◆ **RECORDS TO USE**:
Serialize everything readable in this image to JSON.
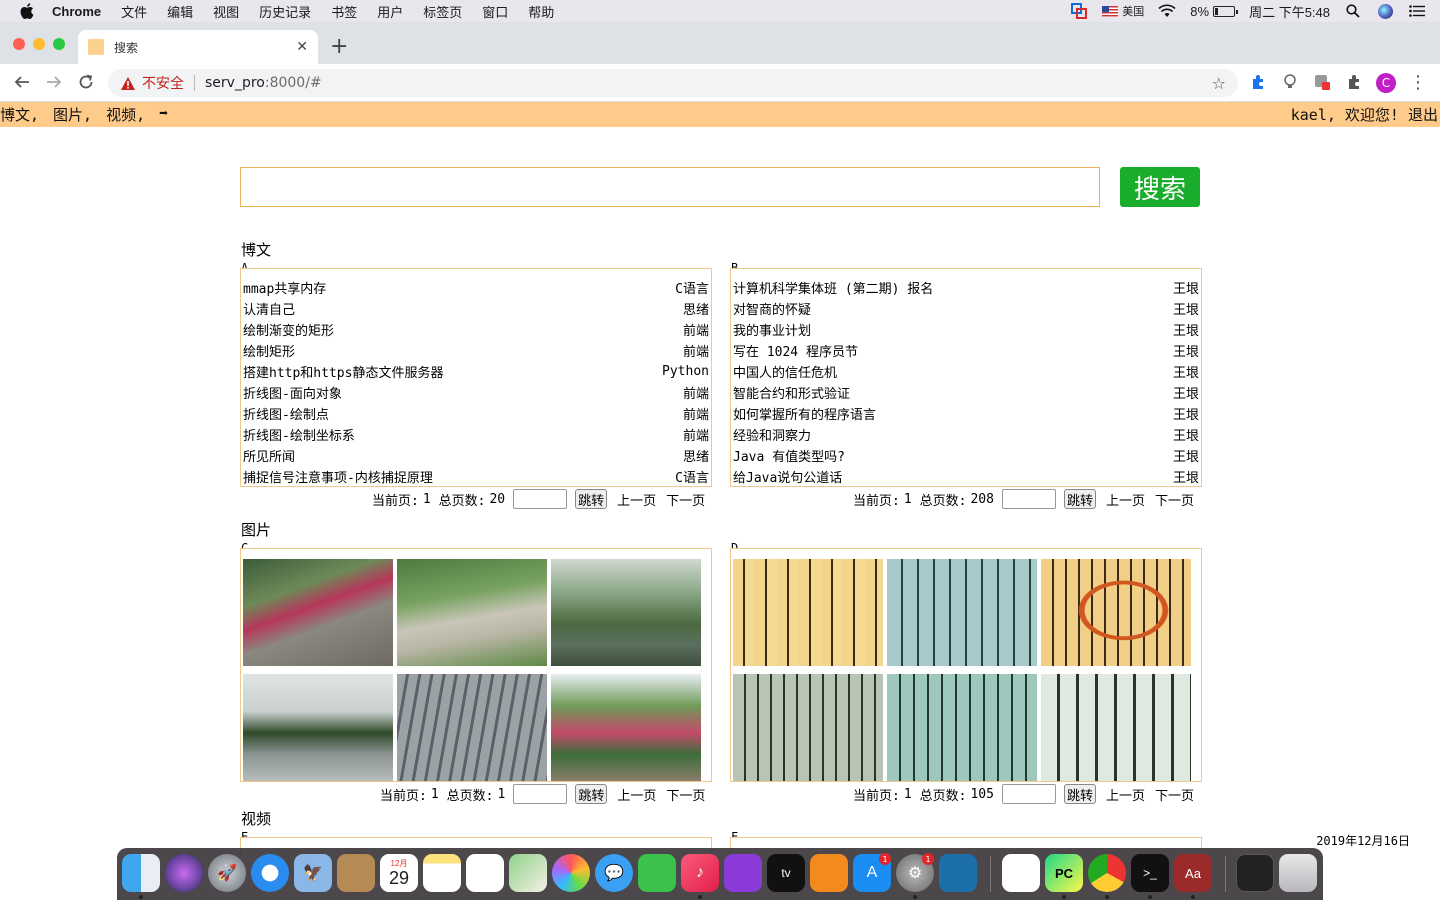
{
  "menubar": {
    "app": "Chrome",
    "items": [
      "文件",
      "编辑",
      "视图",
      "历史记录",
      "书签",
      "用户",
      "标签页",
      "窗口",
      "帮助"
    ],
    "input_source": "美国",
    "battery": "8%",
    "clock": "周二 下午5:48"
  },
  "browser": {
    "tab_title": "搜索",
    "security_label": "不安全",
    "url_host": "serv_pro",
    "url_rest": ":8000/#"
  },
  "page": {
    "nav_links": [
      "博文,",
      "图片,",
      "视频,",
      "➡"
    ],
    "user_greeting": "kael, 欢迎您! 退出",
    "search_button": "搜索",
    "date": "2019年12月16日",
    "sections": {
      "blog_title": "博文",
      "image_title": "图片",
      "video_title": "视频"
    },
    "pager_labels": {
      "current": "当前页:",
      "total": "总页数:",
      "jump": "跳转",
      "prev": "上一页",
      "next": "下一页"
    },
    "panel_a": {
      "label": "A",
      "rows": [
        {
          "title": "mmap共享内存",
          "tag": "C语言"
        },
        {
          "title": "认清自己",
          "tag": "思绪"
        },
        {
          "title": "绘制渐变的矩形",
          "tag": "前端"
        },
        {
          "title": "绘制矩形",
          "tag": "前端"
        },
        {
          "title": "搭建http和https静态文件服务器",
          "tag": "Python"
        },
        {
          "title": "折线图-面向对象",
          "tag": "前端"
        },
        {
          "title": "折线图-绘制点",
          "tag": "前端"
        },
        {
          "title": "折线图-绘制坐标系",
          "tag": "前端"
        },
        {
          "title": "所见所闻",
          "tag": "思绪"
        },
        {
          "title": "捕捉信号注意事项-内核捕捉原理",
          "tag": "C语言"
        }
      ],
      "current_page": "1",
      "total_pages": "20"
    },
    "panel_b": {
      "label": "B",
      "rows": [
        {
          "title": "计算机科学集体班 (第二期) 报名",
          "tag": "王垠"
        },
        {
          "title": "对智商的怀疑",
          "tag": "王垠"
        },
        {
          "title": "我的事业计划",
          "tag": "王垠"
        },
        {
          "title": "写在 1024 程序员节",
          "tag": "王垠"
        },
        {
          "title": "中国人的信任危机",
          "tag": "王垠"
        },
        {
          "title": "智能合约和形式验证",
          "tag": "王垠"
        },
        {
          "title": "如何掌握所有的程序语言",
          "tag": "王垠"
        },
        {
          "title": "经验和洞察力",
          "tag": "王垠"
        },
        {
          "title": "Java 有值类型吗?",
          "tag": "王垠"
        },
        {
          "title": "给Java说句公道话",
          "tag": "王垠"
        }
      ],
      "current_page": "1",
      "total_pages": "208"
    },
    "panel_c": {
      "label": "C",
      "current_page": "1",
      "total_pages": "1"
    },
    "panel_d": {
      "label": "D",
      "current_page": "1",
      "total_pages": "105"
    },
    "panel_e": {
      "label": "E"
    },
    "panel_f": {
      "label": "F"
    }
  },
  "dock": {
    "calendar_month": "12月",
    "calendar_day": "29",
    "appstore_badge": "1",
    "settings_badge": "1"
  }
}
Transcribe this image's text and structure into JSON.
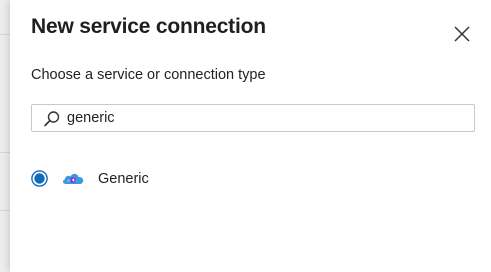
{
  "dialog": {
    "title": "New service connection",
    "subtitle": "Choose a service or connection type",
    "close_icon": "close-icon"
  },
  "search": {
    "value": "generic",
    "icon": "search-icon"
  },
  "options": [
    {
      "label": "Generic",
      "selected": true,
      "icon": "cloud-icon"
    }
  ],
  "colors": {
    "accent": "#0f6cbd",
    "cloud": "#3a9ad9",
    "cloud_badge": "#8a2be2"
  }
}
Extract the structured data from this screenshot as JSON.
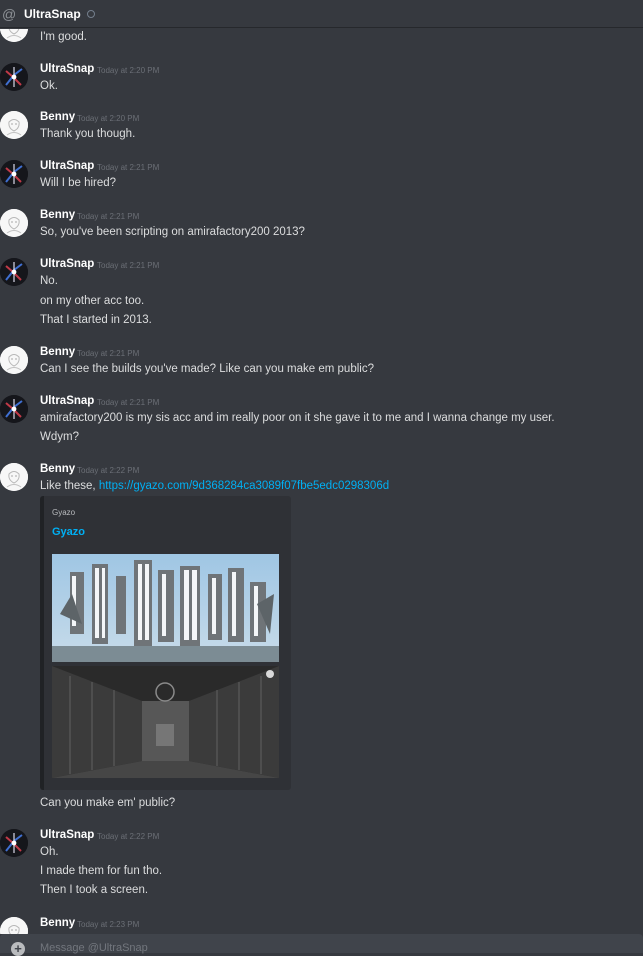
{
  "header": {
    "at_symbol": "@",
    "title": "UltraSnap"
  },
  "messages": [
    {
      "user": "",
      "time": "",
      "lines": [
        "I'm good."
      ]
    },
    {
      "user": "UltraSnap",
      "time": "Today at 2:20 PM",
      "lines": [
        "Ok."
      ]
    },
    {
      "user": "Benny",
      "time": "Today at 2:20 PM",
      "lines": [
        "Thank you though."
      ]
    },
    {
      "user": "UltraSnap",
      "time": "Today at 2:21 PM",
      "lines": [
        "Will I be hired?"
      ]
    },
    {
      "user": "Benny",
      "time": "Today at 2:21 PM",
      "lines": [
        "So, you've been scripting on amirafactory200 2013?"
      ]
    },
    {
      "user": "UltraSnap",
      "time": "Today at 2:21 PM",
      "lines": [
        "No.",
        "on my other acc too.",
        "That I started in 2013."
      ]
    },
    {
      "user": "Benny",
      "time": "Today at 2:21 PM",
      "lines": [
        "Can I see the builds you've made? Like can you make em public?"
      ]
    },
    {
      "user": "UltraSnap",
      "time": "Today at 2:21 PM",
      "lines": [
        "amirafactory200 is my sis acc and im really poor on it she gave it to me and I wanna change my user.",
        "Wdym?"
      ]
    },
    {
      "user": "Benny",
      "time": "Today at 2:22 PM",
      "lines": [
        "Like these, ",
        "Can you make em' public?"
      ],
      "link": "https://gyazo.com/9d368284ca3089f07fbe5edc0298306d"
    },
    {
      "user": "UltraSnap",
      "time": "Today at 2:22 PM",
      "lines": [
        "Oh.",
        "I made them for fun tho.",
        "Then I took a screen."
      ]
    },
    {
      "user": "Benny",
      "time": "Today at 2:23 PM",
      "lines": []
    }
  ],
  "embed": {
    "provider": "Gyazo",
    "title": "Gyazo"
  },
  "composer": {
    "placeholder": "Message @UltraSnap"
  },
  "colors": {
    "background": "#36393f",
    "link": "#00b0f4",
    "composer": "#40444b"
  }
}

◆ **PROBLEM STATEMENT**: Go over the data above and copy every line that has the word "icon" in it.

◆ **YOUR SOLUTION**:
    "close_icon": "close-icon"
    "icon": "search-icon"
      "icon": "cloud-icon"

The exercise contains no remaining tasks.